- My professor basically made my night. Usually if you get stuck near a teacher on a field trip, they'll talk your ear off. This guy did. But he also happens to be the most adorable Scottish man I've ever come across. He is also the only Scottish man I've ever come across. In addition to being Scottish, he spent a long time living in Canada. So he has a Scottish accent and the tendency to say "Oot", "Cleveland Broons" and make obscure hockey references. He's the type of guy you'd want to be your grandfather.
- For the first five minutes, I just took everything in. Then I actually started watching the match, and it ended up being more engaging that I thought. I used to try and watch it on tv, but it just got really old really quick. For some reason, in person, the game seemed to go a lot faster. I got really caught up in the footwork and the passing, and trying to see what the players were seeing. Don't think it worked, but I tried.
- GOOOOOOOOOOOOOOOOOOOOOOOOOOOOOOOOOOAAAAAAAAAAAAAAAAAAAAALLLLLLLLLLLLLLLLLL! Michael Ballack sends it in for Chelsea, 1-0. He scored the goal on our end, so we had a great view of it. Remember, by default and for my own safety, I am a Chelsea fan. The excitement lasts a good 45 seconds.
- Halftime. Is it odd that I have my first Heineken in England? Eh, it had to come sometime.
- Something very interesting I notice...cheering for a good try at scoring a goal. This is new phenomenon for me. I usually moan/squeak/grunt when either team comes close to scoring a goal, or if Randy Moss drops a pass or a David Ortiz homer hooks just foul, thinking my unusual noises will make something positive happen. At tonight's game, all of the fans start cheering. It's as if they're saying, "Good try." This is rather unusual to me, as I just get frustrated and think my team is destined to lose when there are so many so-close-yet-so-far moments. By the end of the match, there's some frustration, but good spirits from Chelsea fans for most of the match.
- I also find it amusing that instead of booing, so many people whistle. I can't whistle. I feel like the whistle is more annoying, but booing conveys emotion better.
- Get this...OG and her friends leave the match with a good 20 minutes left in a 1-0 match to go to a pub and get hammered. The professor seems a little miffed, but hey, they came to the right place to get trashed.

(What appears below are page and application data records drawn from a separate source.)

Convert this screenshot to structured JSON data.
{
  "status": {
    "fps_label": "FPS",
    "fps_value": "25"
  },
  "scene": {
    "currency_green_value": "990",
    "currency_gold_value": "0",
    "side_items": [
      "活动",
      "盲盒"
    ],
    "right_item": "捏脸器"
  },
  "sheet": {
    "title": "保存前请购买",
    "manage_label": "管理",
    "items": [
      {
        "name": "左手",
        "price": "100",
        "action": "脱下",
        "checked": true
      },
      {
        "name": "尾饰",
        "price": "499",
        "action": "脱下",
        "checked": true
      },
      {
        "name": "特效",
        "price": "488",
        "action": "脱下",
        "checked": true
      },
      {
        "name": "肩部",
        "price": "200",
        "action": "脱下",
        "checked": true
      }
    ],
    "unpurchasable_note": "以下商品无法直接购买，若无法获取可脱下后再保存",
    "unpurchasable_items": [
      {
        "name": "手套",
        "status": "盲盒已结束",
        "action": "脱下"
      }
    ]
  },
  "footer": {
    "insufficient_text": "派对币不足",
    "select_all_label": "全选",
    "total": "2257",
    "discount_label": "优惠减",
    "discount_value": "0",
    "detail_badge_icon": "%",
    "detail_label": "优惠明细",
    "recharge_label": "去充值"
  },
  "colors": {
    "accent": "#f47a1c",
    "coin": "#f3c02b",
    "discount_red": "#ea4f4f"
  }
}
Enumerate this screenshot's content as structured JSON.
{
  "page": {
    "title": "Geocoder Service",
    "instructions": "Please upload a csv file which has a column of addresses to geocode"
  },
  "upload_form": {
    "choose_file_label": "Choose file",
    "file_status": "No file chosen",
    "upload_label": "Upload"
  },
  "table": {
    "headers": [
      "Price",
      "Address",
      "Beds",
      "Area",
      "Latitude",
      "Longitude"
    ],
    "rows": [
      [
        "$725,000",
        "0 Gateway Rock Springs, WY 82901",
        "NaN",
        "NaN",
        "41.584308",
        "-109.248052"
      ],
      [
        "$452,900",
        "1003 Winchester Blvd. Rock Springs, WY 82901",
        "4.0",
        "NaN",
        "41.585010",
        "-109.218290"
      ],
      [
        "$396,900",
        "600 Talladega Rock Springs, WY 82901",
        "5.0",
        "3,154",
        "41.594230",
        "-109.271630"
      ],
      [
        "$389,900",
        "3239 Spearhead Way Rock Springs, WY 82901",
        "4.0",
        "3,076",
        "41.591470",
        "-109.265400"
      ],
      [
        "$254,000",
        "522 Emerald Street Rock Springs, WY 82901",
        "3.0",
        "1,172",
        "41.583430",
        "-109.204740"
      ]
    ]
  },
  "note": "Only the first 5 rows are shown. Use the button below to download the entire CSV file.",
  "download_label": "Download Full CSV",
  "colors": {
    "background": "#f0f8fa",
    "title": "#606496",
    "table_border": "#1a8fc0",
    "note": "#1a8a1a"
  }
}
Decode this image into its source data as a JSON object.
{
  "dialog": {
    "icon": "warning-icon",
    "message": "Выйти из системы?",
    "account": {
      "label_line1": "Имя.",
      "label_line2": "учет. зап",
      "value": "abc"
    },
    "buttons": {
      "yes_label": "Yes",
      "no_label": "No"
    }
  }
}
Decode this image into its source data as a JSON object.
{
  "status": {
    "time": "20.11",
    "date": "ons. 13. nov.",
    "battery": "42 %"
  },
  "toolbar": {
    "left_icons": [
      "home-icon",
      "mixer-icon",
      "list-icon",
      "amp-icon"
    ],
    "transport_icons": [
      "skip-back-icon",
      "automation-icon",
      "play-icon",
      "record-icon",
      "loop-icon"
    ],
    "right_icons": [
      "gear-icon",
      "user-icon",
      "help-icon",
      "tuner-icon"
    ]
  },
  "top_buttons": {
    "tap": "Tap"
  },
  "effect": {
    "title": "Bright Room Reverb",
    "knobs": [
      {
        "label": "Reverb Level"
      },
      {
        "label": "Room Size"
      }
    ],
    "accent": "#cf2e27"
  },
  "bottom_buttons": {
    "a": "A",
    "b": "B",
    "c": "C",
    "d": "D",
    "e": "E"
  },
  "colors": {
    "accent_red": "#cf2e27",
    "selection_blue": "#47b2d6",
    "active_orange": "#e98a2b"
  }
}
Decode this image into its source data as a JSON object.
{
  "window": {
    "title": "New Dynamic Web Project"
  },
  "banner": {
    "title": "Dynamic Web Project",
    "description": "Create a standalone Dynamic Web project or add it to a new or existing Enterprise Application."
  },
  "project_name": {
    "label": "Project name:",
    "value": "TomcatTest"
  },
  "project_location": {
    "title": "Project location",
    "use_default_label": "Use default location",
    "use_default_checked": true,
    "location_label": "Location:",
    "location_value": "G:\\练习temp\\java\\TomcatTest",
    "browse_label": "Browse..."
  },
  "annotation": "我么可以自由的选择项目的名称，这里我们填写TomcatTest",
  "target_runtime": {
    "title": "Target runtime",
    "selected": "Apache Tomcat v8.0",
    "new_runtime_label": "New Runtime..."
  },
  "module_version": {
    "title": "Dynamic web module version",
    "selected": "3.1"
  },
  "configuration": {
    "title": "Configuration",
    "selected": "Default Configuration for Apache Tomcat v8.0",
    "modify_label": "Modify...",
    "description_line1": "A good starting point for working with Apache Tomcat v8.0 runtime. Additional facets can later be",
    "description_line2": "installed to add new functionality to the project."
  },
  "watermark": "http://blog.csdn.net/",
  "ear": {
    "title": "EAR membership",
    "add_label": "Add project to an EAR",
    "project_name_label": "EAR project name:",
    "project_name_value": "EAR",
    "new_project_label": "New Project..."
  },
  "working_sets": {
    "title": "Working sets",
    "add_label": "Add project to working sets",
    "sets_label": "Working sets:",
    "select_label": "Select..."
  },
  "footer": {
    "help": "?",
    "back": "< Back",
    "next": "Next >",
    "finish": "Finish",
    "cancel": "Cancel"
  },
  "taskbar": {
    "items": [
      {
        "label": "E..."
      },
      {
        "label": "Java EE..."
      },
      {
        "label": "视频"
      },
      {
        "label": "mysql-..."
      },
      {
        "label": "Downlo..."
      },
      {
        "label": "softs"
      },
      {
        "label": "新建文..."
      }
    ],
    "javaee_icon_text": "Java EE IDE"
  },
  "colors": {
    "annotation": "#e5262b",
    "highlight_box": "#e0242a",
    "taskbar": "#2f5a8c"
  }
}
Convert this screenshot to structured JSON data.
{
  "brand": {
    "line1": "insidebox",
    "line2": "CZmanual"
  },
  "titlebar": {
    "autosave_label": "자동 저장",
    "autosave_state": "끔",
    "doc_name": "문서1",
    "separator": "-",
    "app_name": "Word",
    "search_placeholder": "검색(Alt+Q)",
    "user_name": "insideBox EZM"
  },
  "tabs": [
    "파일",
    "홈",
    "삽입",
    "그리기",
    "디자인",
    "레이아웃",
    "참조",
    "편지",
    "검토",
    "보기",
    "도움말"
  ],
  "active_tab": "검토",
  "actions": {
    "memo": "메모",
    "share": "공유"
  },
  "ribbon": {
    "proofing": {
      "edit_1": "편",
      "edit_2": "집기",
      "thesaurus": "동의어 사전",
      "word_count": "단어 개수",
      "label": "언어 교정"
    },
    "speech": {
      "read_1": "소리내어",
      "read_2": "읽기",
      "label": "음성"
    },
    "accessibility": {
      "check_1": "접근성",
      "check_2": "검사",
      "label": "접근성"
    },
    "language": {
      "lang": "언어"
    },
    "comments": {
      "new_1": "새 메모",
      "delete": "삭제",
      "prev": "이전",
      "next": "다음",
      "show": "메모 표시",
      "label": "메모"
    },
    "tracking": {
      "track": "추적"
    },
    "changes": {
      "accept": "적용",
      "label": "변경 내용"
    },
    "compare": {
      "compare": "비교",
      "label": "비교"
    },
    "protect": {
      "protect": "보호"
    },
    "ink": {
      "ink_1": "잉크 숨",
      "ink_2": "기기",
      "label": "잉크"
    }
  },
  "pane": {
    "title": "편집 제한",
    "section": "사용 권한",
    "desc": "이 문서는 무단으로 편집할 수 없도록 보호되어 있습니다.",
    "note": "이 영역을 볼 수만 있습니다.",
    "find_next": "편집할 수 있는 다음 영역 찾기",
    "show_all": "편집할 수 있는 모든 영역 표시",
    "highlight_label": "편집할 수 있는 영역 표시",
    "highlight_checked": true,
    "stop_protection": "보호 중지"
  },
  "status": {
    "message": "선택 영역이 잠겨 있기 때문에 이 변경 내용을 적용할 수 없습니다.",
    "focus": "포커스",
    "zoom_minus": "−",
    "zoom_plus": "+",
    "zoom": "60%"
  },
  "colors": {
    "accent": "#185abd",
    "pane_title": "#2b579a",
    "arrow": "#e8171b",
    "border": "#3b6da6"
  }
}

- Chelsea wins 1-Nil! Professor wraps up his lively commentary by saying Chelsea could have been up by 2 or 3 at the half, and that Reading played much better in the second half. He disagreed with some of the officiating. He talks in whispers when talking about his favorite team in the EPL (he revealed to us today it's Tottenham), and sends us on our merry way. I ride home on the Tube, listening to the incoherent melodies of drunken stupor.
I had a great time, to say the least. I will try and make a concerted effort to watch more football on tv and try to understand it more. It's not nearly as mundane as I thought. I'd love to go to another game before I head back to the states.
A couple more things...
OG got caught in class today shopping online on her laptop. I was thoroughly satisfied.
Johan Santana to the Mets basically makes my life. I'm happier that Lester/Ellsbury/Masterson etc. are staying than I would have been if Santana was coming. I couldn't have asked for a better scenario...he's going to my favorite team in the NL that also happens to rival the Yankees. How perfect.
American football...I'll either be watching the Super Bowl in my flat or at the Cheers Bar in London. We have to make a decision soon. I will make no predictions. I will only say that the Giants scare the crap out of me, just like the Jags and Chargers did. I am the master of reverse psychology and underestimating sheer awesomeness. It hardly ever fails.